As I write this, I have the strangest notion that somebody has beat me to it, that somebody else has mentioned vampirism with respect to 2666, but if so, I can’t find the reference. If I’m inadvertently ripping you off, please speak up and take appropriate credit in the comments. Maybe I just have the Infinite Summer read of Dracula still on the brain.
The things I’ve noticed (probably not an exhaustive list; I found these in a quick skim after reading this part a week ago):
- There’s the obvious draining of life force from industrious women.
- The man held in connection with the crimes is a tall, pale man. Even though he’s locked up, the crimes mysteriously continue. He’s obviously sneaking out at night as a bat.
- In a bit of mischief running parallel to the murders, we have an elusive sacraphobic breaking idols (Dracula hates a cross, don’t you know?).
- The Penitent pees in prodigious amounts. Vampires drink lots of blood. Vampire bats, which can consume half their weight in blood within a 20-minute feeding, begin to pee within a couple of minutes of feeding. One assumes they pee in impressive volume.
- Inmates at the mental hospital are made nervous by the wind. I’m reminded of the storm that preceded Dracula’s arrival to England and his later association with a mental hospital in Stoker’s novel.
- The director of the asylum has small, sharp, white teeth.
- The filmmaker Rodriguez, probably best known for his vampire film From Dusk till Dawn, is featured in the prior section of the book, with a credit on what seems to be a snuff film oddly premonitory (or emblematic) of the killings in Santa Teresa.
- One victim has a stake driven through her. Usually we think of this as the vampire’s fate, but then, vampires spread the love to others who must also be staked.
- The left hand of one victim rests on some guaco leaves, which are supposed to be good for mosquito bites. Mosquitos are another blood sucker.

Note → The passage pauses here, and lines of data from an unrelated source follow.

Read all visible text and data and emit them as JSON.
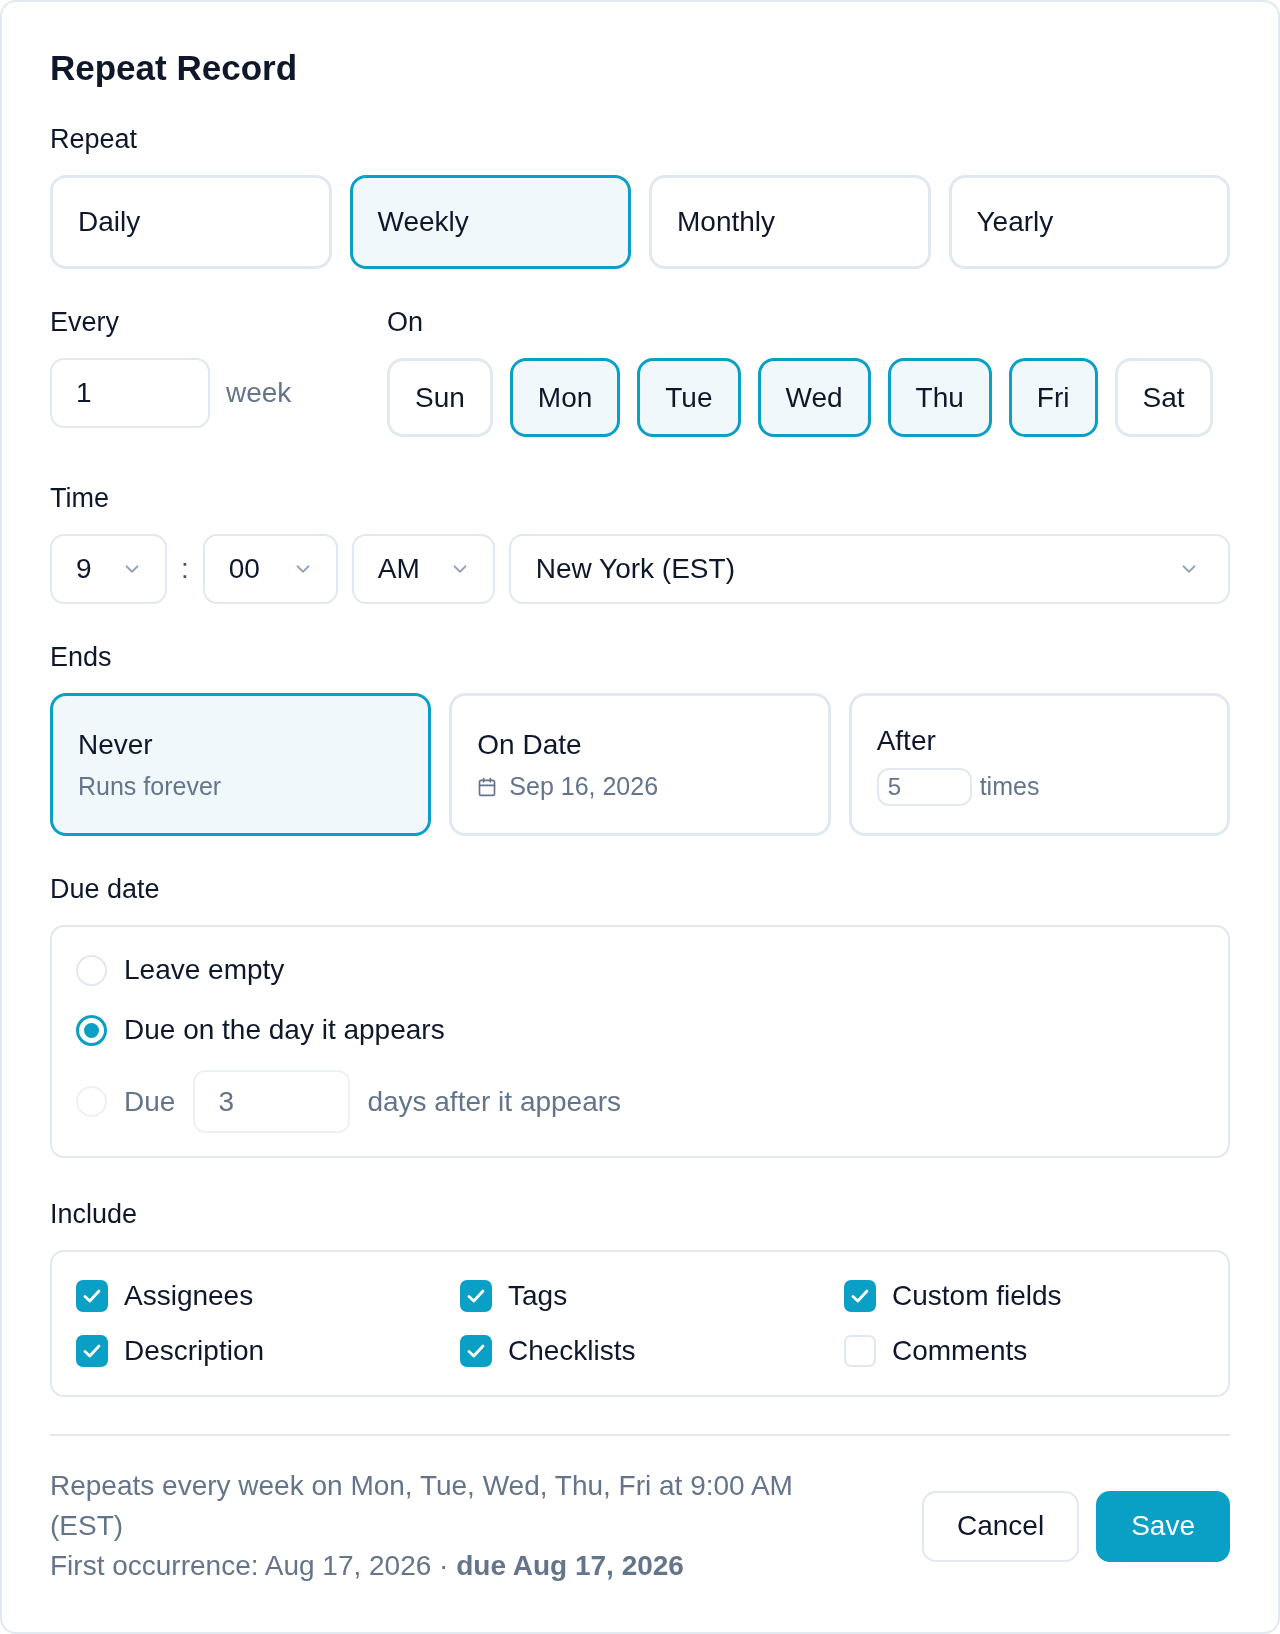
{
  "dialog": {
    "title": "Repeat Record"
  },
  "repeat": {
    "label": "Repeat",
    "options": [
      {
        "label": "Daily",
        "selected": false
      },
      {
        "label": "Weekly",
        "selected": true
      },
      {
        "label": "Monthly",
        "selected": false
      },
      {
        "label": "Yearly",
        "selected": false
      }
    ]
  },
  "every": {
    "label": "Every",
    "value": "1",
    "unit": "week"
  },
  "on": {
    "label": "On",
    "days": [
      {
        "label": "Sun",
        "selected": false
      },
      {
        "label": "Mon",
        "selected": true
      },
      {
        "label": "Tue",
        "selected": true
      },
      {
        "label": "Wed",
        "selected": true
      },
      {
        "label": "Thu",
        "selected": true
      },
      {
        "label": "Fri",
        "selected": true
      },
      {
        "label": "Sat",
        "selected": false
      }
    ]
  },
  "time": {
    "label": "Time",
    "hour": "9",
    "separator": ":",
    "minute": "00",
    "period": "AM",
    "timezone": "New York (EST)"
  },
  "ends": {
    "label": "Ends",
    "options": [
      {
        "kind": "never",
        "title": "Never",
        "subtitle": "Runs forever",
        "selected": true
      },
      {
        "kind": "date",
        "title": "On Date",
        "date": "Sep 16, 2026",
        "selected": false
      },
      {
        "kind": "count",
        "title": "After",
        "value": "5",
        "unit": "times",
        "selected": false
      }
    ]
  },
  "due_date": {
    "label": "Due date",
    "options": [
      {
        "kind": "plain",
        "label": "Leave empty",
        "selected": false,
        "disabled": false
      },
      {
        "kind": "plain",
        "label": "Due on the day it appears",
        "selected": true,
        "disabled": false
      },
      {
        "kind": "days",
        "label": "Due",
        "value": "3",
        "suffix": "days after it appears",
        "selected": false,
        "disabled": true
      }
    ]
  },
  "include": {
    "label": "Include",
    "items": [
      {
        "label": "Assignees",
        "checked": true
      },
      {
        "label": "Tags",
        "checked": true
      },
      {
        "label": "Custom fields",
        "checked": true
      },
      {
        "label": "Description",
        "checked": true
      },
      {
        "label": "Checklists",
        "checked": true
      },
      {
        "label": "Comments",
        "checked": false
      }
    ]
  },
  "summary": {
    "text": "Repeats every week on Mon, Tue, Wed, Thu, Fri at 9:00 AM (EST)",
    "occurrence": "First occurrence: Aug 17, 2026 · **due Aug 17, 2026**"
  },
  "buttons": [
    {
      "label": "Cancel",
      "kind": "secondary"
    },
    {
      "label": "Save",
      "kind": "primary"
    }
  ]
}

I’m not saying this is a vampire novel, or a vampiric section of the novel. The bits about the pee in particular are almost certainly a stretch. Still, there are some pretty evocative images and circumstances that a credulous reader like me can find a way to tie together in a post about vampires. Boo!